[What to do]
Repeat each entry as written, dropping any picture you find.

[Records for the exercise]

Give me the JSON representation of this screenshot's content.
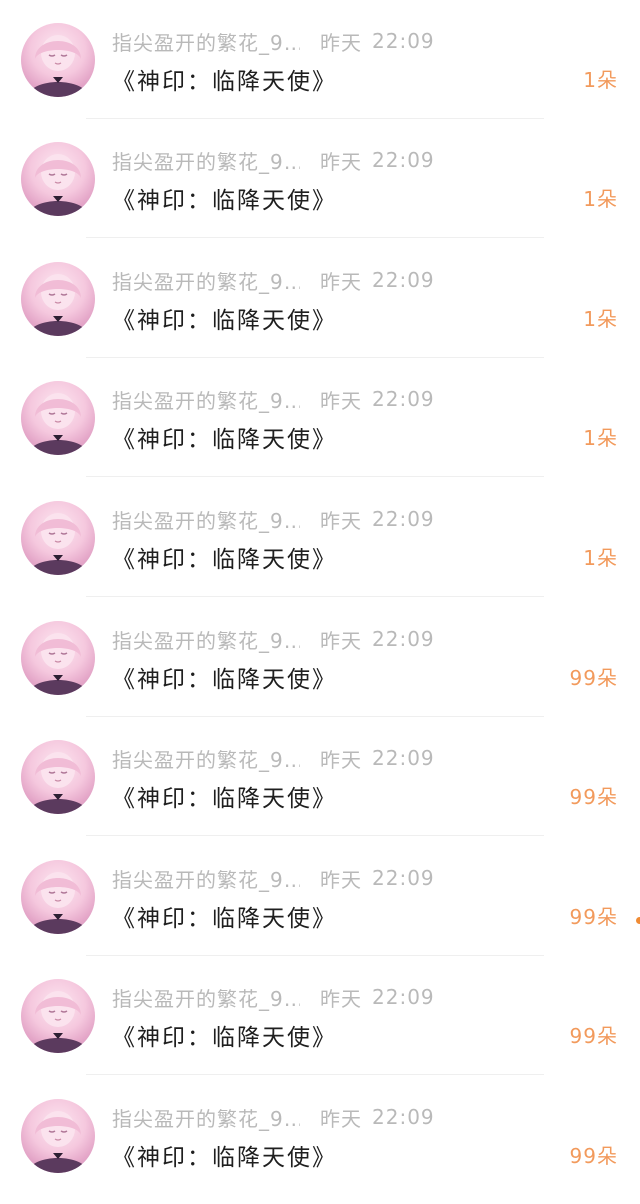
{
  "accent_color": "#f29a5c",
  "items": [
    {
      "sender": "指尖盈开的繁花_9…",
      "time_label": "昨天",
      "time": "22:09",
      "gift": "《神印：临降天使》",
      "count": "1朵"
    },
    {
      "sender": "指尖盈开的繁花_9…",
      "time_label": "昨天",
      "time": "22:09",
      "gift": "《神印：临降天使》",
      "count": "1朵"
    },
    {
      "sender": "指尖盈开的繁花_9…",
      "time_label": "昨天",
      "time": "22:09",
      "gift": "《神印：临降天使》",
      "count": "1朵"
    },
    {
      "sender": "指尖盈开的繁花_9…",
      "time_label": "昨天",
      "time": "22:09",
      "gift": "《神印：临降天使》",
      "count": "1朵"
    },
    {
      "sender": "指尖盈开的繁花_9…",
      "time_label": "昨天",
      "time": "22:09",
      "gift": "《神印：临降天使》",
      "count": "1朵"
    },
    {
      "sender": "指尖盈开的繁花_9…",
      "time_label": "昨天",
      "time": "22:09",
      "gift": "《神印：临降天使》",
      "count": "99朵"
    },
    {
      "sender": "指尖盈开的繁花_9…",
      "time_label": "昨天",
      "time": "22:09",
      "gift": "《神印：临降天使》",
      "count": "99朵"
    },
    {
      "sender": "指尖盈开的繁花_9…",
      "time_label": "昨天",
      "time": "22:09",
      "gift": "《神印：临降天使》",
      "count": "99朵"
    },
    {
      "sender": "指尖盈开的繁花_9…",
      "time_label": "昨天",
      "time": "22:09",
      "gift": "《神印：临降天使》",
      "count": "99朵"
    },
    {
      "sender": "指尖盈开的繁花_9…",
      "time_label": "昨天",
      "time": "22:09",
      "gift": "《神印：临降天使》",
      "count": "99朵"
    }
  ]
}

[Solution to the exercise]
Give me the JSON representation of this screenshot's content.
{
  "accent_color": "#f29a5c",
  "items": [
    {
      "sender": "指尖盈开的繁花_9…",
      "time_label": "昨天",
      "time": "22:09",
      "gift": "《神印：临降天使》",
      "count": "1朵"
    },
    {
      "sender": "指尖盈开的繁花_9…",
      "time_label": "昨天",
      "time": "22:09",
      "gift": "《神印：临降天使》",
      "count": "1朵"
    },
    {
      "sender": "指尖盈开的繁花_9…",
      "time_label": "昨天",
      "time": "22:09",
      "gift": "《神印：临降天使》",
      "count": "1朵"
    },
    {
      "sender": "指尖盈开的繁花_9…",
      "time_label": "昨天",
      "time": "22:09",
      "gift": "《神印：临降天使》",
      "count": "1朵"
    },
    {
      "sender": "指尖盈开的繁花_9…",
      "time_label": "昨天",
      "time": "22:09",
      "gift": "《神印：临降天使》",
      "count": "1朵"
    },
    {
      "sender": "指尖盈开的繁花_9…",
      "time_label": "昨天",
      "time": "22:09",
      "gift": "《神印：临降天使》",
      "count": "99朵"
    },
    {
      "sender": "指尖盈开的繁花_9…",
      "time_label": "昨天",
      "time": "22:09",
      "gift": "《神印：临降天使》",
      "count": "99朵"
    },
    {
      "sender": "指尖盈开的繁花_9…",
      "time_label": "昨天",
      "time": "22:09",
      "gift": "《神印：临降天使》",
      "count": "99朵"
    },
    {
      "sender": "指尖盈开的繁花_9…",
      "time_label": "昨天",
      "time": "22:09",
      "gift": "《神印：临降天使》",
      "count": "99朵"
    },
    {
      "sender": "指尖盈开的繁花_9…",
      "time_label": "昨天",
      "time": "22:09",
      "gift": "《神印：临降天使》",
      "count": "99朵"
    }
  ]
}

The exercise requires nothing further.